Description of the task. Word for word, print the entries that follow.

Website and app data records
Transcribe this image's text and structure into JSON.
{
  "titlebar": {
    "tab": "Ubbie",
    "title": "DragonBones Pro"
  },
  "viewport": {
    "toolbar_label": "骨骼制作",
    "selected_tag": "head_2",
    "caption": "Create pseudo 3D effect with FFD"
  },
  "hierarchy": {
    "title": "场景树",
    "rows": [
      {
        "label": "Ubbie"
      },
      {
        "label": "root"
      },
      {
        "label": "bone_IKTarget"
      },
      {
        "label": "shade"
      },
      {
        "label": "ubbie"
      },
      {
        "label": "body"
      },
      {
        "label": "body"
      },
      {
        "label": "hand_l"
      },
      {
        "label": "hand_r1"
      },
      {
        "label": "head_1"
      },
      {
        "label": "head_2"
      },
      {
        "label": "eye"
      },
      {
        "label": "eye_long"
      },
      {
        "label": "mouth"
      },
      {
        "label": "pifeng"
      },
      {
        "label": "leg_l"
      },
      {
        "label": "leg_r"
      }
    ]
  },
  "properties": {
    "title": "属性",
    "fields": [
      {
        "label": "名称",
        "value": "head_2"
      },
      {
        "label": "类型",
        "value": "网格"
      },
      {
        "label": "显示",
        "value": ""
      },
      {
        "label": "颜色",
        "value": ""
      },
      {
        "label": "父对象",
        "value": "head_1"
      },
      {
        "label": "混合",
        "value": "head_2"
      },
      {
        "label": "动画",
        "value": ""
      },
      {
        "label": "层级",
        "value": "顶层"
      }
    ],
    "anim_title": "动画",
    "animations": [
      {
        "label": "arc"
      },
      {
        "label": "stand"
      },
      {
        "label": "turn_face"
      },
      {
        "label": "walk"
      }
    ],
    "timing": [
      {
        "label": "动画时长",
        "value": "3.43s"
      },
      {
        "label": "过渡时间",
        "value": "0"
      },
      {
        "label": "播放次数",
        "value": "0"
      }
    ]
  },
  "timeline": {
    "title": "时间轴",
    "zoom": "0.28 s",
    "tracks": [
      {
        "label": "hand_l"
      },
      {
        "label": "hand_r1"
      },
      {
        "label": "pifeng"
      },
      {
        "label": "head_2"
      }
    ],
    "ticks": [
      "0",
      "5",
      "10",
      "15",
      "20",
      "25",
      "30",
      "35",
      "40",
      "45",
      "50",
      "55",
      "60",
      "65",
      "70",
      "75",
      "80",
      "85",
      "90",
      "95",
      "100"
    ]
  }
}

Problem solution.
Transcribe this image's text and structure into JSON.
{
  "titlebar": {
    "tab": "Ubbie",
    "title": "DragonBones Pro"
  },
  "viewport": {
    "toolbar_label": "骨骼制作",
    "selected_tag": "head_2",
    "caption": "Create pseudo 3D effect with FFD"
  },
  "hierarchy": {
    "title": "场景树",
    "rows": [
      {
        "label": "Ubbie"
      },
      {
        "label": "root"
      },
      {
        "label": "bone_IKTarget"
      },
      {
        "label": "shade"
      },
      {
        "label": "ubbie"
      },
      {
        "label": "body"
      },
      {
        "label": "body"
      },
      {
        "label": "hand_l"
      },
      {
        "label": "hand_r1"
      },
      {
        "label": "head_1"
      },
      {
        "label": "head_2"
      },
      {
        "label": "eye"
      },
      {
        "label": "eye_long"
      },
      {
        "label": "mouth"
      },
      {
        "label": "pifeng"
      },
      {
        "label": "leg_l"
      },
      {
        "label": "leg_r"
      }
    ]
  },
  "properties": {
    "title": "属性",
    "fields": [
      {
        "label": "名称",
        "value": "head_2"
      },
      {
        "label": "类型",
        "value": "网格"
      },
      {
        "label": "显示",
        "value": ""
      },
      {
        "label": "颜色",
        "value": ""
      },
      {
        "label": "父对象",
        "value": "head_1"
      },
      {
        "label": "混合",
        "value": "head_2"
      },
      {
        "label": "动画",
        "value": ""
      },
      {
        "label": "层级",
        "value": "顶层"
      }
    ],
    "anim_title": "动画",
    "animations": [
      {
        "label": "arc"
      },
      {
        "label": "stand"
      },
      {
        "label": "turn_face"
      },
      {
        "label": "walk"
      }
    ],
    "timing": [
      {
        "label": "动画时长",
        "value": "3.43s"
      },
      {
        "label": "过渡时间",
        "value": "0"
      },
      {
        "label": "播放次数",
        "value": "0"
      }
    ]
  },
  "timeline": {
    "title": "时间轴",
    "zoom": "0.28 s",
    "tracks": [
      {
        "label": "hand_l"
      },
      {
        "label": "hand_r1"
      },
      {
        "label": "pifeng"
      },
      {
        "label": "head_2"
      }
    ],
    "ticks": [
      "0",
      "5",
      "10",
      "15",
      "20",
      "25",
      "30",
      "35",
      "40",
      "45",
      "50",
      "55",
      "60",
      "65",
      "70",
      "75",
      "80",
      "85",
      "90",
      "95",
      "100"
    ]
  }
}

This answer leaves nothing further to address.